======== Data for processing
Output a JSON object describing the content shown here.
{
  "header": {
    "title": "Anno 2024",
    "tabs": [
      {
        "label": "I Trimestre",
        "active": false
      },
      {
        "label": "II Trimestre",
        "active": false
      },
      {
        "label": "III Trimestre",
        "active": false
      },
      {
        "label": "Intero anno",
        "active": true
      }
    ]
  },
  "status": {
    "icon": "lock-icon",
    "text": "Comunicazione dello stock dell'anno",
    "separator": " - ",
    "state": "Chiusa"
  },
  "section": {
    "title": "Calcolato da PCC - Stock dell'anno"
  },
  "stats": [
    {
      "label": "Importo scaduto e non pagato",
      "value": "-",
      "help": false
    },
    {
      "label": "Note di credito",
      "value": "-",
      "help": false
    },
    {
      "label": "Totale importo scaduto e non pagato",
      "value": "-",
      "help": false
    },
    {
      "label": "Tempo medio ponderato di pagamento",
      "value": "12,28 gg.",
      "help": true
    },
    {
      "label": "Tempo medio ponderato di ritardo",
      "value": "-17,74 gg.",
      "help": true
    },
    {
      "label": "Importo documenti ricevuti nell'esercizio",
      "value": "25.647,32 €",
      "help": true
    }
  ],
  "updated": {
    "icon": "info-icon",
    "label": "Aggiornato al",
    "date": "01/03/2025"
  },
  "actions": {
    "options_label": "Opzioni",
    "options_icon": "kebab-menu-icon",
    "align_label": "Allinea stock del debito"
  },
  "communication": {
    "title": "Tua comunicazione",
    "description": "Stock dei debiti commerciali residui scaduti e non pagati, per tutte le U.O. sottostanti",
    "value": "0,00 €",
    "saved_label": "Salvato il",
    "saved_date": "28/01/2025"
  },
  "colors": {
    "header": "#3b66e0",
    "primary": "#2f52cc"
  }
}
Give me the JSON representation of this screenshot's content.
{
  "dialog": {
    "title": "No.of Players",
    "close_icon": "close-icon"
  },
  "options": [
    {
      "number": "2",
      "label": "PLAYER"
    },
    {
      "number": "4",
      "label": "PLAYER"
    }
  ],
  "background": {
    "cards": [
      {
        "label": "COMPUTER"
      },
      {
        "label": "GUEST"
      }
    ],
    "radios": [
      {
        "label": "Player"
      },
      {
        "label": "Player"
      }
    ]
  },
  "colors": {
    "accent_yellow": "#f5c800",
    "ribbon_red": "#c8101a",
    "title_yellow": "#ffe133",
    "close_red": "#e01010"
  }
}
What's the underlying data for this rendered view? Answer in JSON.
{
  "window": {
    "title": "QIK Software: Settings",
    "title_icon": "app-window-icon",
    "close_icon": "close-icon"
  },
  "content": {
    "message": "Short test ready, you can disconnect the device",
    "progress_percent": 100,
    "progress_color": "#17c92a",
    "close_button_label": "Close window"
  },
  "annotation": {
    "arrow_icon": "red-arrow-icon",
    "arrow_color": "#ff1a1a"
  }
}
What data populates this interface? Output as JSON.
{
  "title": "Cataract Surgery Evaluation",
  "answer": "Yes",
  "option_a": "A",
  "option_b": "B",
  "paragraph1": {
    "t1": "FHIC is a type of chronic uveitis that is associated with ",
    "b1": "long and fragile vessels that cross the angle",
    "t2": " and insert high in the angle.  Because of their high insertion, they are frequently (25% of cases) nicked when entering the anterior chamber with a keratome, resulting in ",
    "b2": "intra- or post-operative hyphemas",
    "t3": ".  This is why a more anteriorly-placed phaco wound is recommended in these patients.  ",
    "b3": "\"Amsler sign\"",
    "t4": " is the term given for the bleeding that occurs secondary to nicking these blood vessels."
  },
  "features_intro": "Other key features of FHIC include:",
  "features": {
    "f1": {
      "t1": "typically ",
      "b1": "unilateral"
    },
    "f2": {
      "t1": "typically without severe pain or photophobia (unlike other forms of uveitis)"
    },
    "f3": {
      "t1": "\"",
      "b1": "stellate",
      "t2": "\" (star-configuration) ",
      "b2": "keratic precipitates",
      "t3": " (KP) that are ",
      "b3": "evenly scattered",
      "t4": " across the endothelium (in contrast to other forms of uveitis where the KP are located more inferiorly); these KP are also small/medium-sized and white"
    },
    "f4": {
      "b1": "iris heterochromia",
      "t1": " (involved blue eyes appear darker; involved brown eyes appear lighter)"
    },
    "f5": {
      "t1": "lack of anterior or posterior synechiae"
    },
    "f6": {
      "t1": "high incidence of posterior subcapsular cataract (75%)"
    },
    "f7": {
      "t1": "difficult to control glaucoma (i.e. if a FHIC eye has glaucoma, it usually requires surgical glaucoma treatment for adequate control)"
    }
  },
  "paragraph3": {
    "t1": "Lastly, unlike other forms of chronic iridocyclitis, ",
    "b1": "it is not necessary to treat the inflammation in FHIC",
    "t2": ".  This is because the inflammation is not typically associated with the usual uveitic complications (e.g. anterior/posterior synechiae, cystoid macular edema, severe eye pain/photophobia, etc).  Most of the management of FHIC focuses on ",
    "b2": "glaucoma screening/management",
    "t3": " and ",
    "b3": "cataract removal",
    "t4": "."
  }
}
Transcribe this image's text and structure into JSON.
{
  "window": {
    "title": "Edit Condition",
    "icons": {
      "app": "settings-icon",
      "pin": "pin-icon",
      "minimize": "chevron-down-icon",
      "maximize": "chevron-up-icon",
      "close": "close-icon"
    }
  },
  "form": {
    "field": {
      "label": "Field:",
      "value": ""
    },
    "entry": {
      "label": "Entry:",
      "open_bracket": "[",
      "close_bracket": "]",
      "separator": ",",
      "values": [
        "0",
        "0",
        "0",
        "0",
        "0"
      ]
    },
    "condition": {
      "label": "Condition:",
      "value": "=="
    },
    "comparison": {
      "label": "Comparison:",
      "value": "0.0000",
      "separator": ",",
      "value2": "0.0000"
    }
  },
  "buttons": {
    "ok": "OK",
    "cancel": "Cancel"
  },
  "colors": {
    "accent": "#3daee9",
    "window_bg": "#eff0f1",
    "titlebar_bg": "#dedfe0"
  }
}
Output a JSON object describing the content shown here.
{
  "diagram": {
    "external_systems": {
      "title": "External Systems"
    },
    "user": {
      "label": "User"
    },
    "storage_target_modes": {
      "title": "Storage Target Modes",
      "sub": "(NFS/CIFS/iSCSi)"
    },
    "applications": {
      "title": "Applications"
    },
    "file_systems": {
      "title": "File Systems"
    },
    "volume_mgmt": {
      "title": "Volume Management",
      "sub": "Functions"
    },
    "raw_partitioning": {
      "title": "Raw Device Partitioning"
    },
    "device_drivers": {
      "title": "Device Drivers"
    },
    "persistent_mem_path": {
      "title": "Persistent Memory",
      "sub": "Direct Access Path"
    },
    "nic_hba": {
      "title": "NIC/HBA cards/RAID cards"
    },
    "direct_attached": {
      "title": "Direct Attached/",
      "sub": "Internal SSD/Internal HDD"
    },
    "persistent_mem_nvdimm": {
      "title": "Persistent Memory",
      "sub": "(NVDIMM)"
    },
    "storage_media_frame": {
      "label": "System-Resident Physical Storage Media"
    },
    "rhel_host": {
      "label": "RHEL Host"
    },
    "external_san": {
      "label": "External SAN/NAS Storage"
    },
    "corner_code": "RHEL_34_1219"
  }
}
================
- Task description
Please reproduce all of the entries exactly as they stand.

- Your solution
Output a JSON object describing the content shown here.
{
  "header": {
    "title": "Anno 2024",
    "tabs": [
      {
        "label": "I Trimestre",
        "active": false
      },
      {
        "label": "II Trimestre",
        "active": false
      },
      {
        "label": "III Trimestre",
        "active": false
      },
      {
        "label": "Intero anno",
        "active": true
      }
    ]
  },
  "status": {
    "icon": "lock-icon",
    "text": "Comunicazione dello stock dell'anno",
    "separator": " - ",
    "state": "Chiusa"
  },
  "section": {
    "title": "Calcolato da PCC - Stock dell'anno"
  },
  "stats": [
    {
      "label": "Importo scaduto e non pagato",
      "value": "-",
      "help": false
    },
    {
      "label": "Note di credito",
      "value": "-",
      "help": false
    },
    {
      "label": "Totale importo scaduto e non pagato",
      "value": "-",
      "help": false
    },
    {
      "label": "Tempo medio ponderato di pagamento",
      "value": "12,28 gg.",
      "help": true
    },
    {
      "label": "Tempo medio ponderato di ritardo",
      "value": "-17,74 gg.",
      "help": true
    },
    {
      "label": "Importo documenti ricevuti nell'esercizio",
      "value": "25.647,32 €",
      "help": true
    }
  ],
  "updated": {
    "icon": "info-icon",
    "label": "Aggiornato al",
    "date": "01/03/2025"
  },
  "actions": {
    "options_label": "Opzioni",
    "options_icon": "kebab-menu-icon",
    "align_label": "Allinea stock del debito"
  },
  "communication": {
    "title": "Tua comunicazione",
    "description": "Stock dei debiti commerciali residui scaduti e non pagati, per tutte le U.O. sottostanti",
    "value": "0,00 €",
    "saved_label": "Salvato il",
    "saved_date": "28/01/2025"
  },
  "colors": {
    "header": "#3b66e0",
    "primary": "#2f52cc"
  }
}
Give me the JSON representation of this screenshot's content.
{
  "dialog": {
    "title": "No.of Players",
    "close_icon": "close-icon"
  },
  "options": [
    {
      "number": "2",
      "label": "PLAYER"
    },
    {
      "number": "4",
      "label": "PLAYER"
    }
  ],
  "background": {
    "cards": [
      {
        "label": "COMPUTER"
      },
      {
        "label": "GUEST"
      }
    ],
    "radios": [
      {
        "label": "Player"
      },
      {
        "label": "Player"
      }
    ]
  },
  "colors": {
    "accent_yellow": "#f5c800",
    "ribbon_red": "#c8101a",
    "title_yellow": "#ffe133",
    "close_red": "#e01010"
  }
}
What's the underlying data for this rendered view? Answer in JSON.
{
  "window": {
    "title": "QIK Software: Settings",
    "title_icon": "app-window-icon",
    "close_icon": "close-icon"
  },
  "content": {
    "message": "Short test ready, you can disconnect the device",
    "progress_percent": 100,
    "progress_color": "#17c92a",
    "close_button_label": "Close window"
  },
  "annotation": {
    "arrow_icon": "red-arrow-icon",
    "arrow_color": "#ff1a1a"
  }
}
What data populates this interface? Output as JSON.
{
  "title": "Cataract Surgery Evaluation",
  "answer": "Yes",
  "option_a": "A",
  "option_b": "B",
  "paragraph1": {
    "t1": "FHIC is a type of chronic uveitis that is associated with ",
    "b1": "long and fragile vessels that cross the angle",
    "t2": " and insert high in the angle.  Because of their high insertion, they are frequently (25% of cases) nicked when entering the anterior chamber with a keratome, resulting in ",
    "b2": "intra- or post-operative hyphemas",
    "t3": ".  This is why a more anteriorly-placed phaco wound is recommended in these patients.  ",
    "b3": "\"Amsler sign\"",
    "t4": " is the term given for the bleeding that occurs secondary to nicking these blood vessels."
  },
  "features_intro": "Other key features of FHIC include:",
  "features": {
    "f1": {
      "t1": "typically ",
      "b1": "unilateral"
    },
    "f2": {
      "t1": "typically without severe pain or photophobia (unlike other forms of uveitis)"
    },
    "f3": {
      "t1": "\"",
      "b1": "stellate",
      "t2": "\" (star-configuration) ",
      "b2": "keratic precipitates",
      "t3": " (KP) that are ",
      "b3": "evenly scattered",
      "t4": " across the endothelium (in contrast to other forms of uveitis where the KP are located more inferiorly); these KP are also small/medium-sized and white"
    },
    "f4": {
      "b1": "iris heterochromia",
      "t1": " (involved blue eyes appear darker; involved brown eyes appear lighter)"
    },
    "f5": {
      "t1": "lack of anterior or posterior synechiae"
    },
    "f6": {
      "t1": "high incidence of posterior subcapsular cataract (75%)"
    },
    "f7": {
      "t1": "difficult to control glaucoma (i.e. if a FHIC eye has glaucoma, it usually requires surgical glaucoma treatment for adequate control)"
    }
  },
  "paragraph3": {
    "t1": "Lastly, unlike other forms of chronic iridocyclitis, ",
    "b1": "it is not necessary to treat the inflammation in FHIC",
    "t2": ".  This is because the inflammation is not typically associated with the usual uveitic complications (e.g. anterior/posterior synechiae, cystoid macular edema, severe eye pain/photophobia, etc).  Most of the management of FHIC focuses on ",
    "b2": "glaucoma screening/management",
    "t3": " and ",
    "b3": "cataract removal",
    "t4": "."
  }
}
Transcribe this image's text and structure into JSON.
{
  "window": {
    "title": "Edit Condition",
    "icons": {
      "app": "settings-icon",
      "pin": "pin-icon",
      "minimize": "chevron-down-icon",
      "maximize": "chevron-up-icon",
      "close": "close-icon"
    }
  },
  "form": {
    "field": {
      "label": "Field:",
      "value": ""
    },
    "entry": {
      "label": "Entry:",
      "open_bracket": "[",
      "close_bracket": "]",
      "separator": ",",
      "values": [
        "0",
        "0",
        "0",
        "0",
        "0"
      ]
    },
    "condition": {
      "label": "Condition:",
      "value": "=="
    },
    "comparison": {
      "label": "Comparison:",
      "value": "0.0000",
      "separator": ",",
      "value2": "0.0000"
    }
  },
  "buttons": {
    "ok": "OK",
    "cancel": "Cancel"
  },
  "colors": {
    "accent": "#3daee9",
    "window_bg": "#eff0f1",
    "titlebar_bg": "#dedfe0"
  }
}
Output a JSON object describing the content shown here.
{
  "diagram": {
    "external_systems": {
      "title": "External Systems"
    },
    "user": {
      "label": "User"
    },
    "storage_target_modes": {
      "title": "Storage Target Modes",
      "sub": "(NFS/CIFS/iSCSi)"
    },
    "applications": {
      "title": "Applications"
    },
    "file_systems": {
      "title": "File Systems"
    },
    "volume_mgmt": {
      "title": "Volume Management",
      "sub": "Functions"
    },
    "raw_partitioning": {
      "title": "Raw Device Partitioning"
    },
    "device_drivers": {
      "title": "Device Drivers"
    },
    "persistent_mem_path": {
      "title": "Persistent Memory",
      "sub": "Direct Access Path"
    },
    "nic_hba": {
      "title": "NIC/HBA cards/RAID cards"
    },
    "direct_attached": {
      "title": "Direct Attached/",
      "sub": "Internal SSD/Internal HDD"
    },
    "persistent_mem_nvdimm": {
      "title": "Persistent Memory",
      "sub": "(NVDIMM)"
    },
    "storage_media_frame": {
      "label": "System-Resident Physical Storage Media"
    },
    "rhel_host": {
      "label": "RHEL Host"
    },
    "external_san": {
      "label": "External SAN/NAS Storage"
    },
    "corner_code": "RHEL_34_1219"
  }
}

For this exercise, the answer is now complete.